Jerry played on the field with his brother Avraham. In 1939, during a tour of Australia, Avraham decided to stay in the country and it was the last time that Jerry would see his brother who ended up dying in battle against Japanese forces in New Guinea.
After the retirement of Egon Pollack, Beit haLevi took over the reins of the club that made him famous as a player. He built a strong side that was arguably the strongest side in the country. Star players Eli Fuchs, Itzhak Schneor and Shiye Glazer and tough tactics helped Beit haLevi capture two league championships in 1951 and 1952 as well as a double in 1954. He left Maccabi for a brief stint at city rivals Hapoel Tel Aviv before bringing Maccabi another league title in 1956.
During his time with Maccabi, Beit haLevi served two terms as manager of the Israel national football team. His bunker tactics led to the national team's style of play being referred to as "Jerry's bunker". After the 1956 season with Maccabi, Beit haLevi was fired, though he returned in the 1960s and is credited with the development of such national team stars such as Giora Spiegel. After retiring from coaching, he served as the chairman for the club.

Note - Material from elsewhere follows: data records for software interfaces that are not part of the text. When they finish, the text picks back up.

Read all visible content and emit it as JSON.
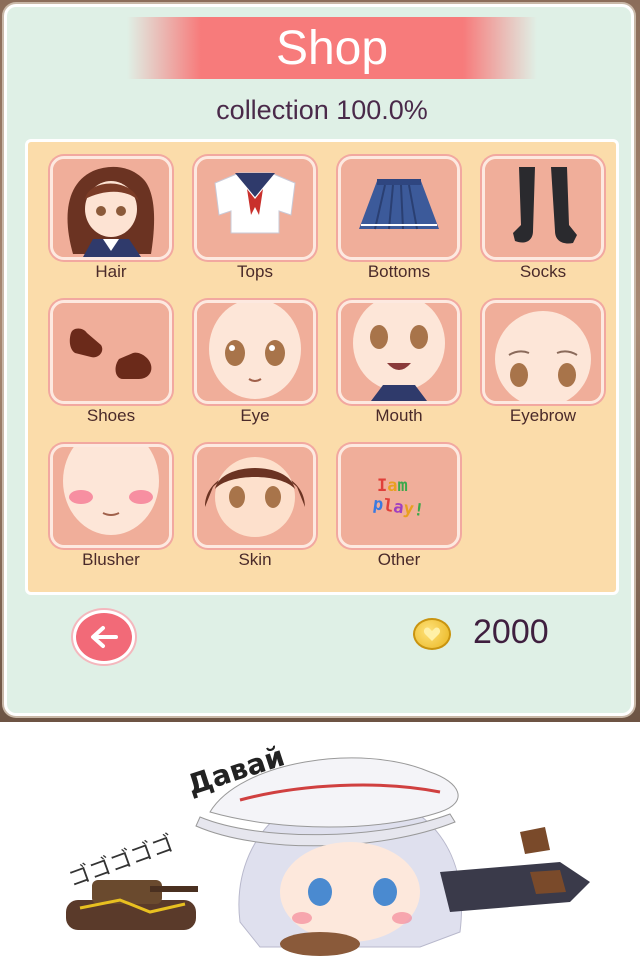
{
  "shop": {
    "title": "Shop",
    "collection_text": "collection 100.0%",
    "items": [
      {
        "label": "Hair",
        "icon": "hair-icon"
      },
      {
        "label": "Tops",
        "icon": "sailor-top-icon"
      },
      {
        "label": "Bottoms",
        "icon": "pleated-skirt-icon"
      },
      {
        "label": "Socks",
        "icon": "stockings-icon"
      },
      {
        "label": "Shoes",
        "icon": "shoes-icon"
      },
      {
        "label": "Eye",
        "icon": "eye-face-icon"
      },
      {
        "label": "Mouth",
        "icon": "mouth-face-icon"
      },
      {
        "label": "Eyebrow",
        "icon": "eyebrow-face-icon"
      },
      {
        "label": "Blusher",
        "icon": "blusher-face-icon"
      },
      {
        "label": "Skin",
        "icon": "skin-face-icon"
      },
      {
        "label": "Other",
        "icon": "other-icon",
        "art_text": "Iam play!"
      }
    ],
    "coins": "2000"
  },
  "comic": {
    "shout_text": "Давай",
    "sfx_text": "ゴゴゴゴゴ"
  },
  "colors": {
    "banner": "#f77b7b",
    "panel": "#dff0e6",
    "grid_bg": "#fbdcaa",
    "tile": "#f4b8a4",
    "back_button": "#f26a78",
    "coin": "#f2c232"
  }
}
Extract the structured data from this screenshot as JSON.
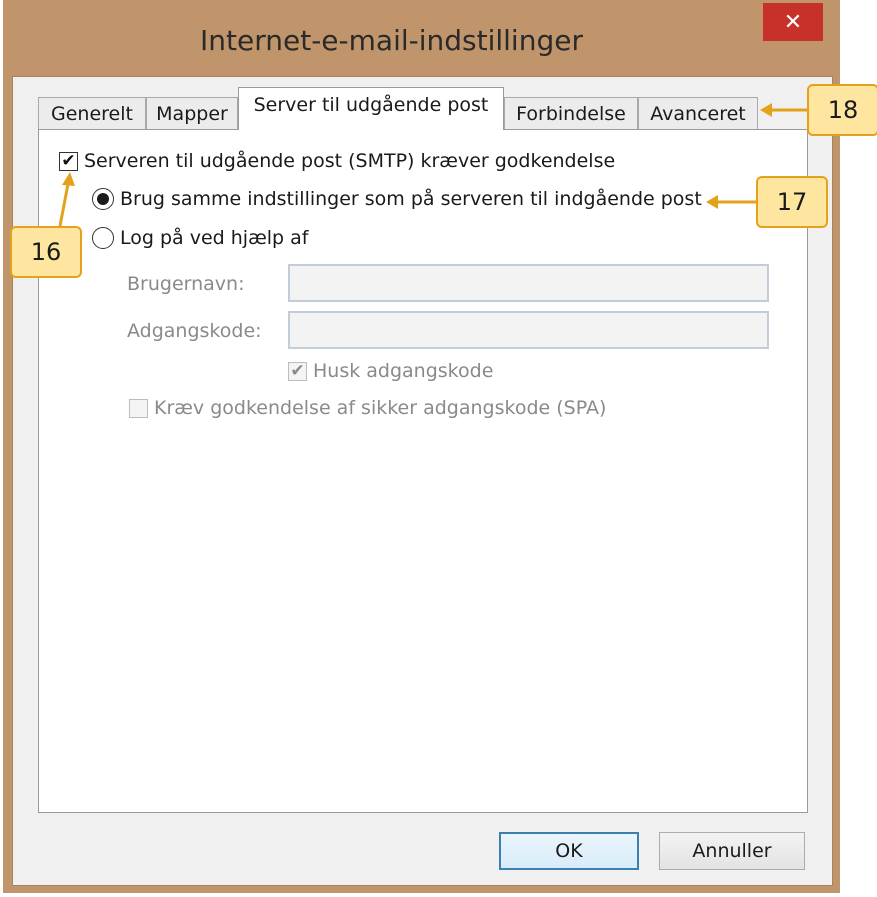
{
  "window": {
    "title": "Internet-e-mail-indstillinger",
    "close_glyph": "✕"
  },
  "tabs": [
    {
      "label": "Generelt",
      "active": false
    },
    {
      "label": "Mapper",
      "active": false
    },
    {
      "label": "Server til udgående post",
      "active": true
    },
    {
      "label": "Forbindelse",
      "active": false
    },
    {
      "label": "Avanceret",
      "active": false
    }
  ],
  "smtp": {
    "requires_auth_label": "Serveren til udgående post (SMTP) kræver godkendelse",
    "requires_auth_checked": true,
    "same_settings_label": "Brug samme indstillinger som på serveren til indgående post",
    "same_settings_selected": true,
    "login_with_label": "Log på ved hjælp af",
    "login_with_selected": false,
    "username_label": "Brugernavn:",
    "username_value": "",
    "password_label": "Adgangskode:",
    "password_value": "",
    "remember_password_label": "Husk adgangskode",
    "remember_password_checked": true,
    "spa_label": "Kræv godkendelse af sikker adgangskode (SPA)",
    "spa_checked": false
  },
  "buttons": {
    "ok": "OK",
    "cancel": "Annuller"
  },
  "callouts": {
    "c16": "16",
    "c17": "17",
    "c18": "18"
  },
  "colors": {
    "accent_callout": "#e4a21a",
    "callout_fill": "#fee6a0",
    "window_frame": "#c1956b",
    "close": "#c7312a"
  }
}
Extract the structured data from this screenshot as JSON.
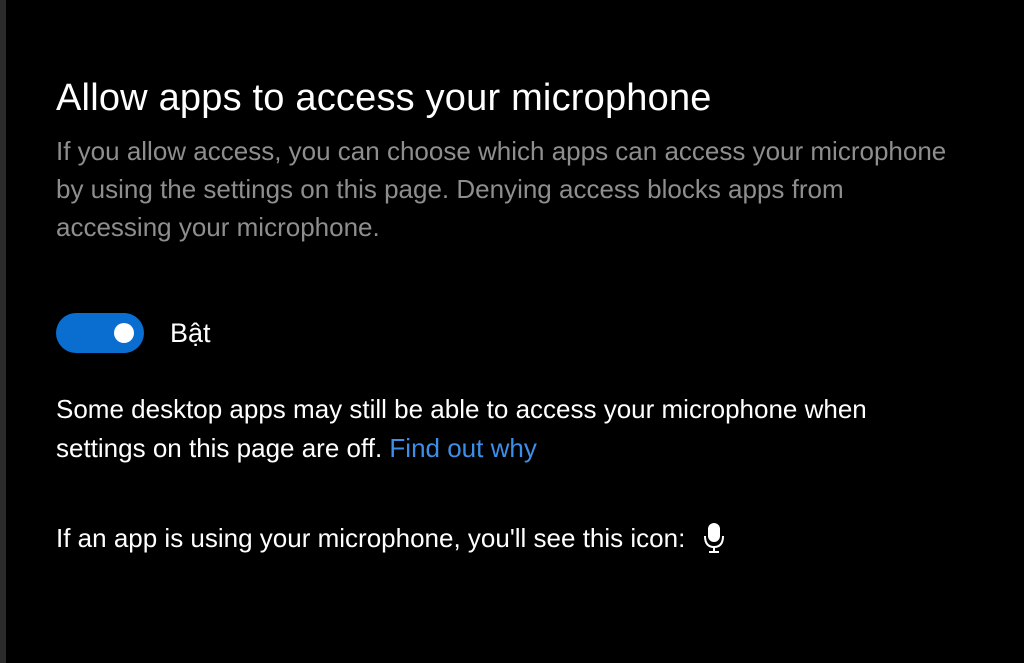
{
  "settings": {
    "title": "Allow apps to access your microphone",
    "description": "If you allow access, you can choose which apps can access your microphone by using the settings on this page. Denying access blocks apps from accessing your microphone.",
    "toggle": {
      "state": "on",
      "label": "Bật",
      "accent_color": "#0a6ed1"
    },
    "desktop_apps_note": {
      "text": "Some desktop apps may still be able to access your microphone when settings on this page are off.",
      "link_text": "Find out why",
      "link_color": "#3d8ee8"
    },
    "icon_note": {
      "text": "If an app is using your microphone, you'll see this icon:",
      "icon": "microphone-icon"
    }
  }
}
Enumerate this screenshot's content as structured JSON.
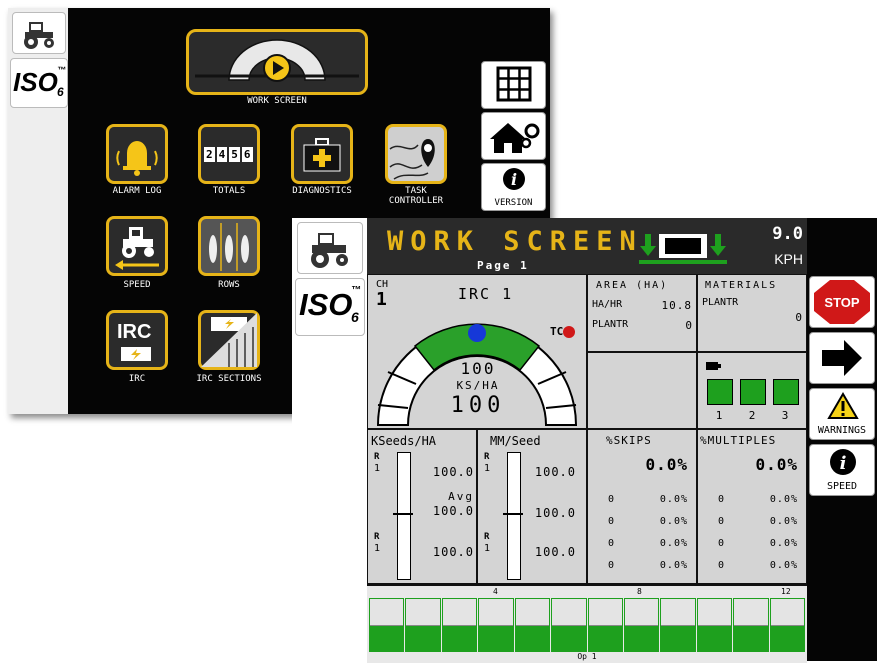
{
  "back_screen": {
    "sidebar": {
      "iso_logo": "ISO",
      "iso_logo_sub": "6",
      "iso_logo_tm": "™"
    },
    "work_screen_label": "WORK SCREEN",
    "icons": [
      {
        "label": "ALARM LOG"
      },
      {
        "label": "TOTALS"
      },
      {
        "label": "DIAGNOSTICS"
      },
      {
        "label": "TASK CONTROLLER"
      },
      {
        "label": "SPEED"
      },
      {
        "label": "ROWS"
      },
      {
        "label": "IRC"
      },
      {
        "label": "IRC SECTIONS"
      }
    ],
    "totals_digits": [
      "2",
      "4",
      "5",
      "6"
    ],
    "irc_icon_text": "IRC",
    "right_buttons": {
      "version_label": "VERSION"
    }
  },
  "front_screen": {
    "sidebar": {
      "iso_logo": "ISO",
      "iso_logo_sub": "6",
      "iso_logo_tm": "™"
    },
    "header": {
      "title": "WORK SCREEN",
      "page": "Page 1",
      "speed_value": "9.0",
      "speed_unit": "KPH"
    },
    "gauge_panel": {
      "ch_label": "CH",
      "ch_value": "1",
      "irc_label": "IRC 1",
      "tc_label": "TC",
      "target_value": "100",
      "unit": "KS/HA",
      "actual_value": "100"
    },
    "area_panel": {
      "title": "AREA (HA)",
      "rows": [
        {
          "label": "HA/HR",
          "value": "10.8"
        },
        {
          "label": "PLANTR",
          "value": "0"
        }
      ]
    },
    "materials_panel": {
      "title": "MATERIALS",
      "rows": [
        {
          "label": "PLANTR",
          "value": "0"
        }
      ]
    },
    "sections": {
      "labels": [
        "1",
        "2",
        "3"
      ]
    },
    "kseeds_panel": {
      "title": "KSeeds/HA",
      "top_row": {
        "r": "R",
        "n": "1",
        "value": "100.0"
      },
      "avg_label": "Avg",
      "avg_value": "100.0",
      "bottom_row": {
        "r": "R",
        "n": "1",
        "value": "100.0"
      }
    },
    "mm_panel": {
      "title": "MM/Seed",
      "top_row": {
        "r": "R",
        "n": "1",
        "value": "100.0"
      },
      "mid_value": "100.0",
      "bottom_row": {
        "r": "R",
        "n": "1",
        "value": "100.0"
      }
    },
    "skips_panel": {
      "title": "%SKIPS",
      "big": "0.0%",
      "rows": [
        {
          "n": "0",
          "v": "0.0%"
        },
        {
          "n": "0",
          "v": "0.0%"
        },
        {
          "n": "0",
          "v": "0.0%"
        },
        {
          "n": "0",
          "v": "0.0%"
        }
      ]
    },
    "multiples_panel": {
      "title": "%MULTIPLES",
      "big": "0.0%",
      "rows": [
        {
          "n": "0",
          "v": "0.0%"
        },
        {
          "n": "0",
          "v": "0.0%"
        },
        {
          "n": "0",
          "v": "0.0%"
        },
        {
          "n": "0",
          "v": "0.0%"
        }
      ]
    },
    "row_bar": {
      "ticks": [
        "4",
        "8",
        "12"
      ],
      "footer": "Op 1"
    },
    "right_buttons": {
      "stop_label": "STOP",
      "warnings_label": "WARNINGS",
      "speed_label": "SPEED"
    },
    "colors": {
      "accent_green": "#1ea01e",
      "header_text": "#e6b418",
      "stop_red": "#d01818",
      "blue_needle": "#1638d8"
    }
  }
}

In 1960, Jerry received an offer to coach the Nigerian national football team, which he accepted. In his first match against Ghana, Nigeria were crushed 3–0 in front of 100,000 fans in Lagos and the press called for Beit haLevi to be fired. He decided to stick with the job and helped build up a better Nigerian side. During this time he was also heavily involved in trying to exhume the body of his brother for burial in Israel, but was unsuccessful.